Ebert’s renown as a writer is widely known, but something particularly fascinating about him was his status as an early adopter of new technology. As the Sun-Times states, he invested in Google initially, and was one of the first notable personalities to be found on emerging social network Twitter. He was a man who recognized quickly and accurately the influence that digital innovation would exert over the ways we communicate with one another and, to an extent greater than any other critic around him, leveraged that into a wide c0ntinued readership. Yet he rarely seemed perturbed by the caveats that this increased degree of exposure, remaining mum about the occasionally infuriating Internet experience. A late-life shot across the bow at trolls and his well-documented war against people who believe video games are art were some of the only ruptures in an otherwise perfectly manicured online presence.
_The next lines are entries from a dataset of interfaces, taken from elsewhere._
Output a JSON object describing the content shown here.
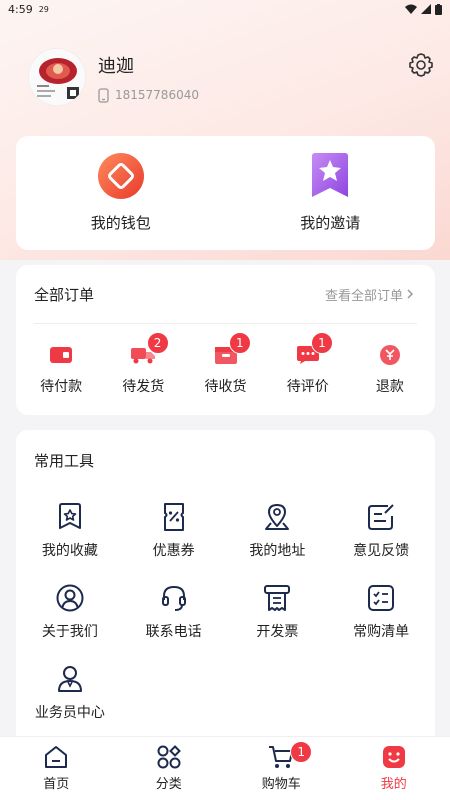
{
  "status_bar": {
    "time": "4:59",
    "extra": "29"
  },
  "profile": {
    "name": "迪迦",
    "phone": "18157786040"
  },
  "wallet": {
    "items": [
      {
        "label": "我的钱包",
        "icon": "wallet-icon"
      },
      {
        "label": "我的邀请",
        "icon": "invite-icon"
      }
    ]
  },
  "orders": {
    "title": "全部订单",
    "view_all": "查看全部订单",
    "items": [
      {
        "label": "待付款",
        "icon": "wallet-card-icon",
        "badge": ""
      },
      {
        "label": "待发货",
        "icon": "truck-icon",
        "badge": "2"
      },
      {
        "label": "待收货",
        "icon": "package-icon",
        "badge": "1"
      },
      {
        "label": "待评价",
        "icon": "comment-icon",
        "badge": "1"
      },
      {
        "label": "退款",
        "icon": "refund-icon",
        "badge": ""
      }
    ]
  },
  "tools": {
    "title": "常用工具",
    "items": [
      {
        "label": "我的收藏",
        "icon": "favorite-icon"
      },
      {
        "label": "优惠券",
        "icon": "coupon-icon"
      },
      {
        "label": "我的地址",
        "icon": "location-icon"
      },
      {
        "label": "意见反馈",
        "icon": "feedback-icon"
      },
      {
        "label": "关于我们",
        "icon": "user-circle-icon"
      },
      {
        "label": "联系电话",
        "icon": "headset-icon"
      },
      {
        "label": "开发票",
        "icon": "invoice-icon"
      },
      {
        "label": "常购清单",
        "icon": "checklist-icon"
      },
      {
        "label": "业务员中心",
        "icon": "salesman-icon"
      }
    ]
  },
  "tabbar": {
    "items": [
      {
        "label": "首页",
        "icon": "home-icon",
        "badge": ""
      },
      {
        "label": "分类",
        "icon": "category-icon",
        "badge": ""
      },
      {
        "label": "购物车",
        "icon": "cart-icon",
        "badge": "1"
      },
      {
        "label": "我的",
        "icon": "mine-icon",
        "badge": ""
      }
    ],
    "active": "我的"
  },
  "colors": {
    "accent": "#ef3a45",
    "badge": "#ef3a45",
    "navy": "#1d2a4d"
  }
}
Ebert could be inconsistent and somewhat arbitrary, and because of his de facto status as the Big Dog Film Authority that opened him up to a lot of heat. But he also recognized that such is the toll that comes with the democratization of voice – not everyone is able right away to use it in a courteous manner, and not every authority figure that emerges is able to stand up to scrutiny when nearly everything they say is archived on the Internet. Good on him for nonetheless recognizing the value of a forum for open discourse and having the grace to accept the pitfalls that still come with that.

Drew Byrd-Smith – drewbyrd.blogspot.com

We shouldn’t bring back extinct species

Extinct Animals Should Stay Dead | VICE United States:

Stewart Brand and his team of mad scientists want to bring extinct animals back to life. While we’re at it, why don’t we have the Olympics on Mars? Why don’t I have a carbon-fiber toilet seat? Oh yeah, because those ideas would cost a shitload of money and everyone everywhere is broke. Surely it would be cheaper and better for the environment to preserve the flora and endangered species that we still have.

Money isn’t everything, of course. Some view de-extinction as a moral responsibility—to extend an olive branch to the planet that we’ve fucked up so badly. However, my glass has been half empty since before I even took a sip. And so, I see two possible outcomes.

First, there’s the absolute worst-case scenario: we bring back our extinct species, but since we hunted them to extinction, they seek revenge. Then there’s the slightly less-worse-case scenario: we make them live in misery, or even relive the misery of their original existence and cause them to go extinct again.

Scumbag humanity: bring back extinct species only for them to go extinct again because of the permanent damage to the environment caused by anthropogenic global warming.